The next key to cybersecurity product or service success lies in the type of gaps CISOs are most keen to address. Again, the opportunity ties into concerns over existing stacks and the complexity of piling on a litany of incremental solutions. As Evolution Equity Partners’ Subramanian points out “If you examine traditional security domains, network security, cloud security, endpoint security, et cetera, incumbent solutions don’t provide customers with visibility across events at the level of Layer 7, closer to the application, concerning communication among various software entities, applications, etc.”

Momentum Cyber’s Boukouris concurs, connecting the upsurge of interest in visibility to the high demand for risk mitigation and compliance solutions now dominating the cybersecurity marketplace. He postulates that the high profitability of third-party risk managers and cyber insurers is connected to concerns CISOs have for “how to distill the nature of the risk to their organizations, and how to quantify that risk. We expect everyone in visibility assessment scoring to provide a comprehensive view of the organization and how to protect it from a range of threats.”

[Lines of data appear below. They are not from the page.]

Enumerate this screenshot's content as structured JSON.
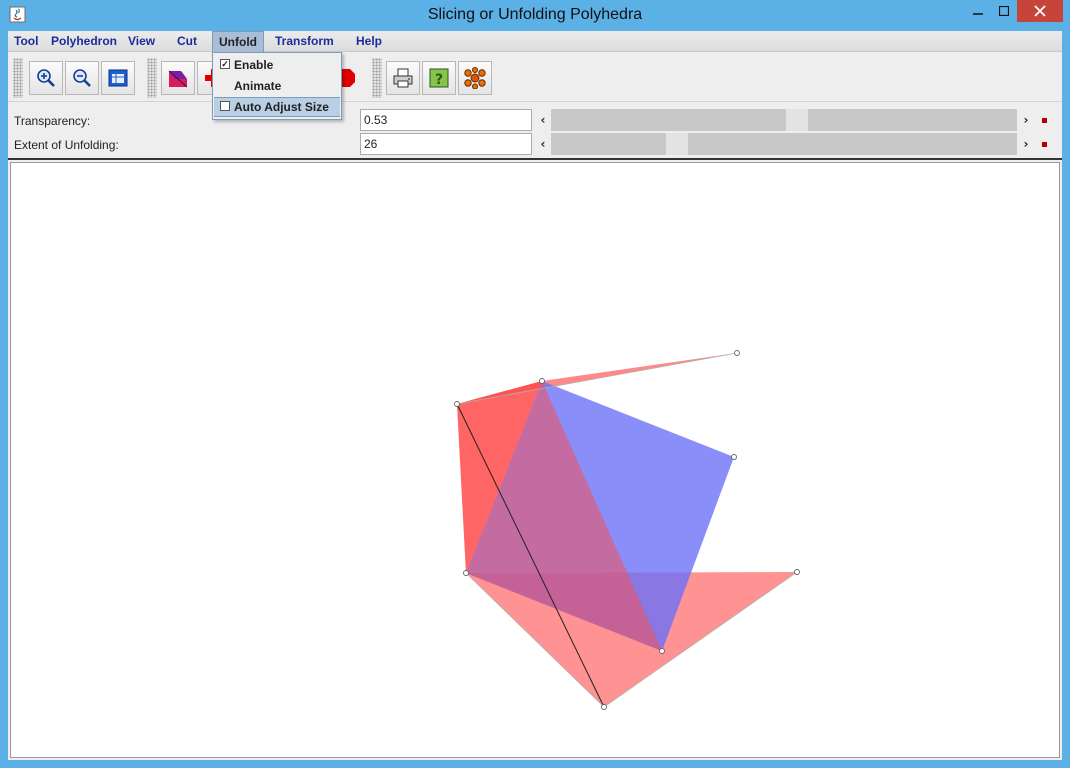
{
  "window": {
    "title": "Slicing or Unfolding Polyhedra"
  },
  "menubar": {
    "items": [
      "Tool",
      "Polyhedron",
      "View",
      "Cut",
      "Unfold",
      "Transform",
      "Help"
    ],
    "active": "Unfold"
  },
  "unfold_menu": {
    "items": [
      {
        "label": "Enable",
        "checked": true,
        "mnemonic": "E"
      },
      {
        "label": "Animate",
        "checked": false
      },
      {
        "label": "Auto Adjust Size",
        "checked": false,
        "highlighted": true
      }
    ]
  },
  "toolbar": {
    "buttons": [
      "zoom-in-icon",
      "zoom-out-icon",
      "fit-view-icon",
      "polyhedron-icon",
      "cut-icon",
      "stop-icon",
      "print-icon",
      "help-icon",
      "molecule-icon"
    ]
  },
  "controls": {
    "transparency": {
      "label": "Transparency:",
      "value": "0.53",
      "fraction": 0.53
    },
    "unfolding": {
      "label": "Extent of Unfolding:",
      "value": "26",
      "fraction": 0.26
    }
  },
  "colors": {
    "face_red": "#ff4a4a",
    "face_blue": "#6b72f8",
    "titlebar": "#5bb0e6",
    "menu_text": "#1a2c9c",
    "close_button": "#c7443a"
  }
}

One glaring lesson can be drawn from these perspectives: technical value as a standalone will no longer suffice in this mature market and a business value proposition is vital to make the cut. Vendors may be subsuming increasing swathes of the security stack, but the cybersecurity sector is still replete with opportunity for the startups that dare to differentiate themselves with the sharpest, most targeted, and the most streamlined solutions. As Dino Boukouris points out, 33 public cybersecurity companies comprise a market cap of over $200 billion in 2019, with this robust number expected to continue growing for the next several years.

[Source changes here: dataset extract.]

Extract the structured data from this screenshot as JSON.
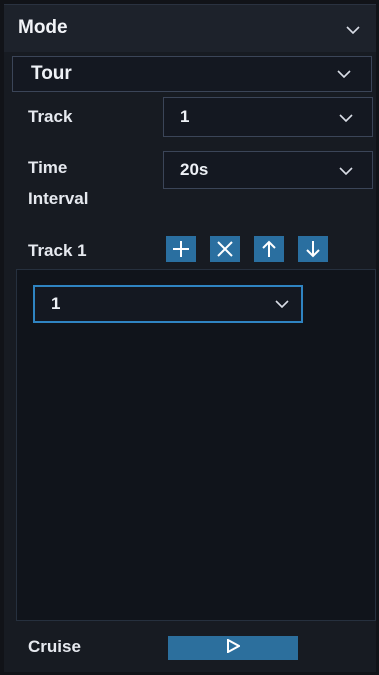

To close, let’s return to Renee Guttmann’s colorful description of the security stack as a moldy pile of software components. The ad hoc integrations of incumbent cybersecurity software present cybersecurity startups and entrepreneurs that run them with the opportunity to start clearing the pile, to simplify and streamline cybersecurity operations with unified stacks offering greater situational visibility.

Like all “shift-left” efforts and as with most platform unification exercises, such streamlining is easier said than done and can be even more difficult in the face of customer fastidiousness. But the most agile of entrants in cybersecurity will be able to embrace the opportunities presented by enterprise IT rigor and turn them to advantage through greater simplicity and lower costs from a single unified vendor offering.


Yoav Leitersdorf has been a successful tech entrepreneur and investor for 25 years. YL Ventures, which he founded, manages $260 million focused on accelerating seed-stage, deep technology Israeli cybersecurity startups targeting the U.S. and global markets. Based in Silicon Valley, Yoav has actively managed the firm since its inception in 2007, presiding over a dynamic portfolio and a track record of successful, high-profile exits to major corporations including Microsoft, CA, Proofpoint, and Palo Alto Networks.

Prior to YL Ventures, Yoav founded, grew, and sold three tech startups - Movota (mobile gaming), acquired by Bertelsmann; ExchangePath (online payments), acquired by CMGI; and PcEntertainer Magazin. Yoav also worked as an associate at DFJ Gotham Ventures, studied at IMD, and earned an MBA with honors from Columbia University.

Yoav's expertise and work have been extensively featured in The Wall Street Journal, Bloomberg, Businessweek, Fortune, Wired, TechCrunch, Re/code, VentureBeat, InformationWeek, SC Magazine, The Next Web, and other publications. He also participates in leading industry events including the Code Conference by Re/code and Fortune Brainstorm TECH.

The opinions expressed in this blog are those of Yoav Leitersdorf and do not necessarily represent those of IDG Communications, Inc., its parent, subsidiary or affiliated companies.